DECLAN O’Hara believes that a massive summer lies ahead at Solitude.
Saturday’s Playoff defeat to Glentoran saw Cliftonville miss out on European football and the financial benefits associated.
The Reds will also announce a new manager to replace Paddy McLaughlin in the coming weeks, but the interim boss believes that there is enough talent within the dressing room to become challengers once again.
“It’s a massive summer ahead,” believes O’Hara.
“To be honest, I don’t know what is going on. Maybe in the next couple of days I will. It’s massive for the club. Let’s call it, we’re a good team. We went the last two years challenging part-time. The boys in there, I feel for them because they work their socks off, every single training session.
“Now it is down to the new manager whoever it is, I don’t know. It is down to them to know to make them challengers again.
“There are a lot of bodies to be picked up in there and they’ll go away and have a break. They deserve a break because it has almost been a year since we’ve been back in. That is a long time in football. Our boys will get their holidays and whatever happens, happens because I genuinely don’t know myself.”
☘️ A very disappointing way to end our season but thank you so much for your support.— Cliftonville FC (@cliftonvillefc) May 13, 2023

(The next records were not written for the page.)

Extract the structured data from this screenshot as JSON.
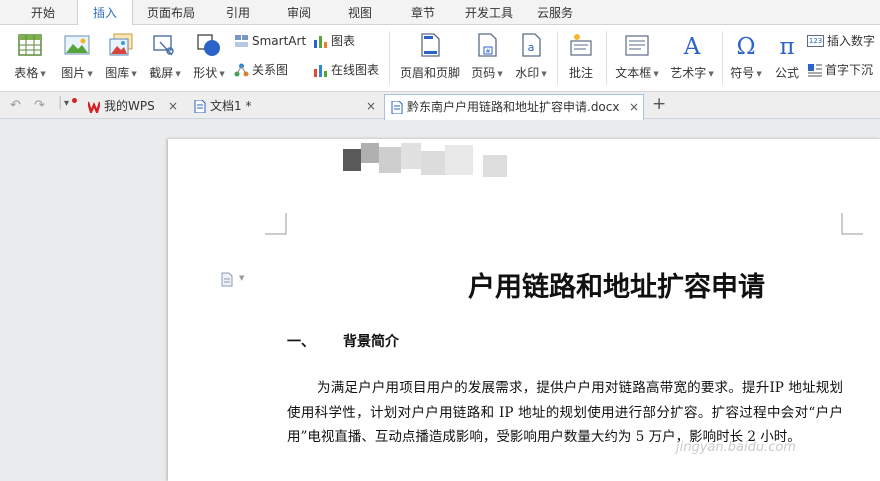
{
  "menu": {
    "items": [
      {
        "label": "开始"
      },
      {
        "label": "插入"
      },
      {
        "label": "页面布局"
      },
      {
        "label": "引用"
      },
      {
        "label": "审阅"
      },
      {
        "label": "视图"
      },
      {
        "label": "章节"
      },
      {
        "label": "开发工具"
      },
      {
        "label": "云服务"
      }
    ],
    "active": "插入"
  },
  "ribbon": {
    "table": "表格",
    "picture": "图片",
    "gallery": "图库",
    "screenshot": "截屏",
    "shape": "形状",
    "smartart": "SmartArt",
    "relation": "关系图",
    "chart": "图表",
    "online_chart": "在线图表",
    "header_footer": "页眉和页脚",
    "page_number": "页码",
    "watermark": "水印",
    "comment": "批注",
    "textbox": "文本框",
    "wordart": "艺术字",
    "symbol": "符号",
    "formula": "公式",
    "insert_number": "插入数字",
    "drop_cap": "首字下沉",
    "insert_number_badge": "123"
  },
  "tabs": [
    {
      "label": "我的WPS"
    },
    {
      "label": "文档1 *"
    },
    {
      "label": "黔东南户户用链路和地址扩容申请.docx"
    }
  ],
  "document": {
    "title_visible": "户用链路和地址扩容申请",
    "heading_number": "一、",
    "heading_text": "背景简介",
    "paragraph": "为满足户户用项目用户的发展需求，提供户户用对链路高带宽的要求。提升IP 地址规划使用科学性，计划对户户用链路和 IP 地址的规划使用进行部分扩容。扩容过程中会对“户户用”电视直播、互动点播造成影响，受影响用户数量大约为 5 万户，影响时长 2 小时。"
  },
  "watermark": "jingyan.baidu.com",
  "colors": {
    "accent": "#2f6fc0",
    "wps_red": "#d7201f",
    "doc_blue": "#2a62b8"
  }
}
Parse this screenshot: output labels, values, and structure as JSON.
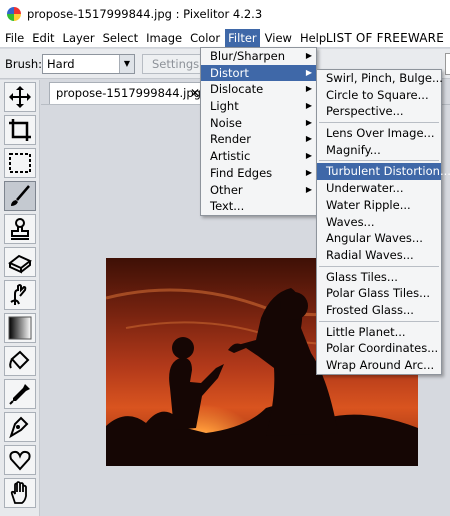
{
  "window": {
    "title": "propose-1517999844.jpg : Pixelitor 4.2.3"
  },
  "menubar": {
    "items": [
      "File",
      "Edit",
      "Layer",
      "Select",
      "Image",
      "Color",
      "Filter",
      "View",
      "Help"
    ],
    "active": "Filter",
    "brand": "LIST OF FREEWARE"
  },
  "options": {
    "brush_label": "Brush:",
    "brush_value": "Hard",
    "settings_label": "Settings..."
  },
  "tab": {
    "label": "propose-1517999844.jpg",
    "close": "✕"
  },
  "tools": [
    "move-tool-icon",
    "crop-tool-icon",
    "selection-tool-icon",
    "brush-tool-icon",
    "clone-stamp-tool-icon",
    "eraser-tool-icon",
    "smudge-tool-icon",
    "gradient-tool-icon",
    "paint-bucket-tool-icon",
    "color-picker-tool-icon",
    "pen-tool-icon",
    "shapes-tool-icon",
    "hand-tool-icon"
  ],
  "filter_menu": {
    "items": [
      {
        "label": "Blur/Sharpen",
        "submenu": true
      },
      {
        "label": "Distort",
        "submenu": true,
        "highlighted": true
      },
      {
        "label": "Dislocate",
        "submenu": true
      },
      {
        "label": "Light",
        "submenu": true
      },
      {
        "label": "Noise",
        "submenu": true
      },
      {
        "label": "Render",
        "submenu": true
      },
      {
        "label": "Artistic",
        "submenu": true
      },
      {
        "label": "Find Edges",
        "submenu": true
      },
      {
        "label": "Other",
        "submenu": true
      },
      {
        "label": "Text...",
        "submenu": false
      }
    ]
  },
  "distort_menu": {
    "groups": [
      [
        "Swirl, Pinch, Bulge...",
        "Circle to Square...",
        "Perspective..."
      ],
      [
        "Lens Over Image...",
        "Magnify..."
      ],
      [
        "Turbulent Distortion...",
        "Underwater...",
        "Water Ripple...",
        "Waves...",
        "Angular Waves...",
        "Radial Waves..."
      ],
      [
        "Glass Tiles...",
        "Polar Glass Tiles...",
        "Frosted Glass..."
      ],
      [
        "Little Planet...",
        "Polar Coordinates...",
        "Wrap Around Arc..."
      ]
    ],
    "highlighted": "Turbulent Distortion..."
  },
  "colors": {
    "menu_highlight": "#3f68a8",
    "background": "#d6d9df"
  }
}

Take care of yourselves during the break and, after a rest and regroup, we'll be back. pic.twitter.com/SznsvrxcKP
O’Hara is uncertain if the added break might be a blessing in the long run for the players when weighing up against the positives that European adventures bring to the club.
“I don’t know if it is a blessing because we loved last year going away and playing in Europe,” he added.
“It was quality, and the club did everything they could to make it as professional as possible.
“That extra break might help them for next year. We might stay in the race next year. if we’d have qualified for Europe, we’d probably be back in two weeks' time. Now, the club can have four or five weeks.”
The 40-year-old is unsure of his own future at the club, amid speculation of who might take the job on a full-time basis, but O’Hara says he will understand if he isn’t part of the new plans.
“Everybody that knows me, knows what I am,” he said.
“Again, that isn’t up to me. It’s down to whoever the new manager is, and I’ve always said this, if the new manager comes in and doesn’t want me, I totally understand. It’s football and it happens.
“I’m big enough and ugly enough to look after myself and to go and take it on the chin. Yes, it will be hard. I know what way football works and whatever happens in the next day or two, happens. I don’t know anything and that is the truth.”
Reflecting upon his four games in charge, O’Hara admits he did enjoy his time in charge and thanked former team-mate David McAlindan as well as Marc Smyth and Brendan Lynch for coming in and giving him a hand in recent weeks.
“`Honestly, I loved it to be quite honest,” O’Hara admitted.
“Could I do it for a long time? I don’t know how other managers in the league do it, because it is constantly a full-time job.
“I’ve loved every minute of it and I’ve loved bringing Davy McAlindan, Marc Smyth and Brendy Lynch in with me to help me out. They’ve been excellent to me, and the staff have been top-notch.”